_What to produce_. Before you finish, make sure every line below has been written out exactly.

== Entries shown ==

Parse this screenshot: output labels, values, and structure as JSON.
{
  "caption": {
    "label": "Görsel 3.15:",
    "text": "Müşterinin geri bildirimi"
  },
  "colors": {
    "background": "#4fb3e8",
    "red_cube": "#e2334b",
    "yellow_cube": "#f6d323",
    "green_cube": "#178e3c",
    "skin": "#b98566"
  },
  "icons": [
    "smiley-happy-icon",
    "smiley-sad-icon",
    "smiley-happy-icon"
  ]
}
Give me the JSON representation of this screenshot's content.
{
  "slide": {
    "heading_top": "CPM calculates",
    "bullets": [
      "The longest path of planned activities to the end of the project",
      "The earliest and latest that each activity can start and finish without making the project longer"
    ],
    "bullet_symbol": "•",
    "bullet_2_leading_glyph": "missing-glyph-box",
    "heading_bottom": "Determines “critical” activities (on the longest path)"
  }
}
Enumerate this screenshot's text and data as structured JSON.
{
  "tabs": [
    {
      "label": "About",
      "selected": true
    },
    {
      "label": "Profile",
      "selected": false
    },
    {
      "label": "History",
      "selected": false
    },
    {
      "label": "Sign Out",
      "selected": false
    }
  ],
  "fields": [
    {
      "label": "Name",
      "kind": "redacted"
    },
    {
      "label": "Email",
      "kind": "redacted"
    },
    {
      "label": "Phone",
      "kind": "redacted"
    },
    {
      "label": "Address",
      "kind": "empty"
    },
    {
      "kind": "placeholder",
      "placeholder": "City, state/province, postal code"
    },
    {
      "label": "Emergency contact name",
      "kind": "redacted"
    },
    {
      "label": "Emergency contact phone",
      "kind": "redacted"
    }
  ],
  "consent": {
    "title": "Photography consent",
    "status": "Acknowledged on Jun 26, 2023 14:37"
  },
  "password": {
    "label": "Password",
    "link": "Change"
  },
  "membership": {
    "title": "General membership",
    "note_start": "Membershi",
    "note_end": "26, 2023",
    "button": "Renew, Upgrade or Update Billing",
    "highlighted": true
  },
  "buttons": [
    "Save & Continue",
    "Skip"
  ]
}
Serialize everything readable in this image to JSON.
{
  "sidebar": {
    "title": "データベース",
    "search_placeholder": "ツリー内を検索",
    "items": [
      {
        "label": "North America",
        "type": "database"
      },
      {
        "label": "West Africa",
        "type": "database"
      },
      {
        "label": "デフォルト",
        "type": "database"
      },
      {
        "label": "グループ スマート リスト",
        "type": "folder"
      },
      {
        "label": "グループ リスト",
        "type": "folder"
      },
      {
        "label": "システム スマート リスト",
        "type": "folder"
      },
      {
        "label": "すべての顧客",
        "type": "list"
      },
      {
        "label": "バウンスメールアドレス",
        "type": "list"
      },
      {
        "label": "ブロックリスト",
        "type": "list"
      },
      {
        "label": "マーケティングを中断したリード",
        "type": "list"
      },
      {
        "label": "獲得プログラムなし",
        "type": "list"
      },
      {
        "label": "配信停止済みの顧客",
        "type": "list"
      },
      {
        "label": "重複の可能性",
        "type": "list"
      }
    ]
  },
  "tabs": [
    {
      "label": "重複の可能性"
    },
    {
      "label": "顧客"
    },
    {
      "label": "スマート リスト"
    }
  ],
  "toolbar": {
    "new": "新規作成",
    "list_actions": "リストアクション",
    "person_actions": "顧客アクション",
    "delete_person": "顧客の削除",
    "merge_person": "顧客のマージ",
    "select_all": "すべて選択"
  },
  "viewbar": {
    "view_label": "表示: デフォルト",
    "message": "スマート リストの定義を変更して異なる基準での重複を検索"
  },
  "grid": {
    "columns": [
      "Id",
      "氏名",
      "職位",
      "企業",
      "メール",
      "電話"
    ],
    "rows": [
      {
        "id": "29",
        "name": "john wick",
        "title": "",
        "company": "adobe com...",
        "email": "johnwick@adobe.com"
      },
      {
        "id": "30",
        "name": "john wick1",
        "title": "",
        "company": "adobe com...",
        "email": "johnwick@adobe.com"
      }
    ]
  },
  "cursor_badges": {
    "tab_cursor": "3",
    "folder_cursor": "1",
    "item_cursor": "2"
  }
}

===

_Result for this task_.
Parse this screenshot: output labels, values, and structure as JSON.
{
  "caption": {
    "label": "Görsel 3.15:",
    "text": "Müşterinin geri bildirimi"
  },
  "colors": {
    "background": "#4fb3e8",
    "red_cube": "#e2334b",
    "yellow_cube": "#f6d323",
    "green_cube": "#178e3c",
    "skin": "#b98566"
  },
  "icons": [
    "smiley-happy-icon",
    "smiley-sad-icon",
    "smiley-happy-icon"
  ]
}
Give me the JSON representation of this screenshot's content.
{
  "slide": {
    "heading_top": "CPM calculates",
    "bullets": [
      "The longest path of planned activities to the end of the project",
      "The earliest and latest that each activity can start and finish without making the project longer"
    ],
    "bullet_symbol": "•",
    "bullet_2_leading_glyph": "missing-glyph-box",
    "heading_bottom": "Determines “critical” activities (on the longest path)"
  }
}
Enumerate this screenshot's text and data as structured JSON.
{
  "tabs": [
    {
      "label": "About",
      "selected": true
    },
    {
      "label": "Profile",
      "selected": false
    },
    {
      "label": "History",
      "selected": false
    },
    {
      "label": "Sign Out",
      "selected": false
    }
  ],
  "fields": [
    {
      "label": "Name",
      "kind": "redacted"
    },
    {
      "label": "Email",
      "kind": "redacted"
    },
    {
      "label": "Phone",
      "kind": "redacted"
    },
    {
      "label": "Address",
      "kind": "empty"
    },
    {
      "kind": "placeholder",
      "placeholder": "City, state/province, postal code"
    },
    {
      "label": "Emergency contact name",
      "kind": "redacted"
    },
    {
      "label": "Emergency contact phone",
      "kind": "redacted"
    }
  ],
  "consent": {
    "title": "Photography consent",
    "status": "Acknowledged on Jun 26, 2023 14:37"
  },
  "password": {
    "label": "Password",
    "link": "Change"
  },
  "membership": {
    "title": "General membership",
    "note_start": "Membershi",
    "note_end": "26, 2023",
    "button": "Renew, Upgrade or Update Billing",
    "highlighted": true
  },
  "buttons": [
    "Save & Continue",
    "Skip"
  ]
}
Serialize everything readable in this image to JSON.
{
  "sidebar": {
    "title": "データベース",
    "search_placeholder": "ツリー内を検索",
    "items": [
      {
        "label": "North America",
        "type": "database"
      },
      {
        "label": "West Africa",
        "type": "database"
      },
      {
        "label": "デフォルト",
        "type": "database"
      },
      {
        "label": "グループ スマート リスト",
        "type": "folder"
      },
      {
        "label": "グループ リスト",
        "type": "folder"
      },
      {
        "label": "システム スマート リスト",
        "type": "folder"
      },
      {
        "label": "すべての顧客",
        "type": "list"
      },
      {
        "label": "バウンスメールアドレス",
        "type": "list"
      },
      {
        "label": "ブロックリスト",
        "type": "list"
      },
      {
        "label": "マーケティングを中断したリード",
        "type": "list"
      },
      {
        "label": "獲得プログラムなし",
        "type": "list"
      },
      {
        "label": "配信停止済みの顧客",
        "type": "list"
      },
      {
        "label": "重複の可能性",
        "type": "list"
      }
    ]
  },
  "tabs": [
    {
      "label": "重複の可能性"
    },
    {
      "label": "顧客"
    },
    {
      "label": "スマート リスト"
    }
  ],
  "toolbar": {
    "new": "新規作成",
    "list_actions": "リストアクション",
    "person_actions": "顧客アクション",
    "delete_person": "顧客の削除",
    "merge_person": "顧客のマージ",
    "select_all": "すべて選択"
  },
  "viewbar": {
    "view_label": "表示: デフォルト",
    "message": "スマート リストの定義を変更して異なる基準での重複を検索"
  },
  "grid": {
    "columns": [
      "Id",
      "氏名",
      "職位",
      "企業",
      "メール",
      "電話"
    ],
    "rows": [
      {
        "id": "29",
        "name": "john wick",
        "title": "",
        "company": "adobe com...",
        "email": "johnwick@adobe.com"
      },
      {
        "id": "30",
        "name": "john wick1",
        "title": "",
        "company": "adobe com...",
        "email": "johnwick@adobe.com"
      }
    ]
  },
  "cursor_badges": {
    "tab_cursor": "3",
    "folder_cursor": "1",
    "item_cursor": "2"
  }
}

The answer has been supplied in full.